Task to carry out – Return each of the entries below word for word.

Stored items from a collection –
+++++

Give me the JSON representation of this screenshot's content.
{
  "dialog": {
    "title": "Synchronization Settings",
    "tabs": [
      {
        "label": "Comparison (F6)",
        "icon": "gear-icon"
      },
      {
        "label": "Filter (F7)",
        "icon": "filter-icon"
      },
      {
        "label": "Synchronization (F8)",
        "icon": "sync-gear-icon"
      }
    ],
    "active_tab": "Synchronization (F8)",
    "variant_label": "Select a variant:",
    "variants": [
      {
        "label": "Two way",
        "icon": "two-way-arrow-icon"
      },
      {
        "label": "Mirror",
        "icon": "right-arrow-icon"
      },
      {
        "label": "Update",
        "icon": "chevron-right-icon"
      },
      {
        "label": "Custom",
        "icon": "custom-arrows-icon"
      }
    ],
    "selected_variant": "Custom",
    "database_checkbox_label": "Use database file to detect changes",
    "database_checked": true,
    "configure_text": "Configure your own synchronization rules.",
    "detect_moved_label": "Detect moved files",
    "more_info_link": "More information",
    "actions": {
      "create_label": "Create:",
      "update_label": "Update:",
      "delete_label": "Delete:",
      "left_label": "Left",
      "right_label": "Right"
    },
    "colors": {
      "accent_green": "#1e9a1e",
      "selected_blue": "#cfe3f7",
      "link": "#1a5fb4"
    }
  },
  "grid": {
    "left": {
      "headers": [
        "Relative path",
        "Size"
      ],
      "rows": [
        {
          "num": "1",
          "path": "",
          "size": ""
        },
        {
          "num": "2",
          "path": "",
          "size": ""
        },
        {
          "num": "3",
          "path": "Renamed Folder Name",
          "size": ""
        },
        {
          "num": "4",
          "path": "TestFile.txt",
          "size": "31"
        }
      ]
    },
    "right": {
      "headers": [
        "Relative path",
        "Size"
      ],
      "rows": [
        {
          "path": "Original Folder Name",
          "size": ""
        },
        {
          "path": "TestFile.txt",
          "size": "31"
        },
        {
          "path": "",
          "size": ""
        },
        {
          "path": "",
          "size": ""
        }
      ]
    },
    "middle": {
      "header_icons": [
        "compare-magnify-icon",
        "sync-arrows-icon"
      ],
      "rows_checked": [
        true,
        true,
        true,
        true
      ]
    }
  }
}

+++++

Solution to the problem –
Give me the JSON representation of this screenshot's content.
{
  "dialog": {
    "title": "Synchronization Settings",
    "tabs": [
      {
        "label": "Comparison (F6)",
        "icon": "gear-icon"
      },
      {
        "label": "Filter (F7)",
        "icon": "filter-icon"
      },
      {
        "label": "Synchronization (F8)",
        "icon": "sync-gear-icon"
      }
    ],
    "active_tab": "Synchronization (F8)",
    "variant_label": "Select a variant:",
    "variants": [
      {
        "label": "Two way",
        "icon": "two-way-arrow-icon"
      },
      {
        "label": "Mirror",
        "icon": "right-arrow-icon"
      },
      {
        "label": "Update",
        "icon": "chevron-right-icon"
      },
      {
        "label": "Custom",
        "icon": "custom-arrows-icon"
      }
    ],
    "selected_variant": "Custom",
    "database_checkbox_label": "Use database file to detect changes",
    "database_checked": true,
    "configure_text": "Configure your own synchronization rules.",
    "detect_moved_label": "Detect moved files",
    "more_info_link": "More information",
    "actions": {
      "create_label": "Create:",
      "update_label": "Update:",
      "delete_label": "Delete:",
      "left_label": "Left",
      "right_label": "Right"
    },
    "colors": {
      "accent_green": "#1e9a1e",
      "selected_blue": "#cfe3f7",
      "link": "#1a5fb4"
    }
  },
  "grid": {
    "left": {
      "headers": [
        "Relative path",
        "Size"
      ],
      "rows": [
        {
          "num": "1",
          "path": "",
          "size": ""
        },
        {
          "num": "2",
          "path": "",
          "size": ""
        },
        {
          "num": "3",
          "path": "Renamed Folder Name",
          "size": ""
        },
        {
          "num": "4",
          "path": "TestFile.txt",
          "size": "31"
        }
      ]
    },
    "right": {
      "headers": [
        "Relative path",
        "Size"
      ],
      "rows": [
        {
          "path": "Original Folder Name",
          "size": ""
        },
        {
          "path": "TestFile.txt",
          "size": "31"
        },
        {
          "path": "",
          "size": ""
        },
        {
          "path": "",
          "size": ""
        }
      ]
    },
    "middle": {
      "header_icons": [
        "compare-magnify-icon",
        "sync-arrows-icon"
      ],
      "rows_checked": [
        true,
        true,
        true,
        true
      ]
    }
  }
}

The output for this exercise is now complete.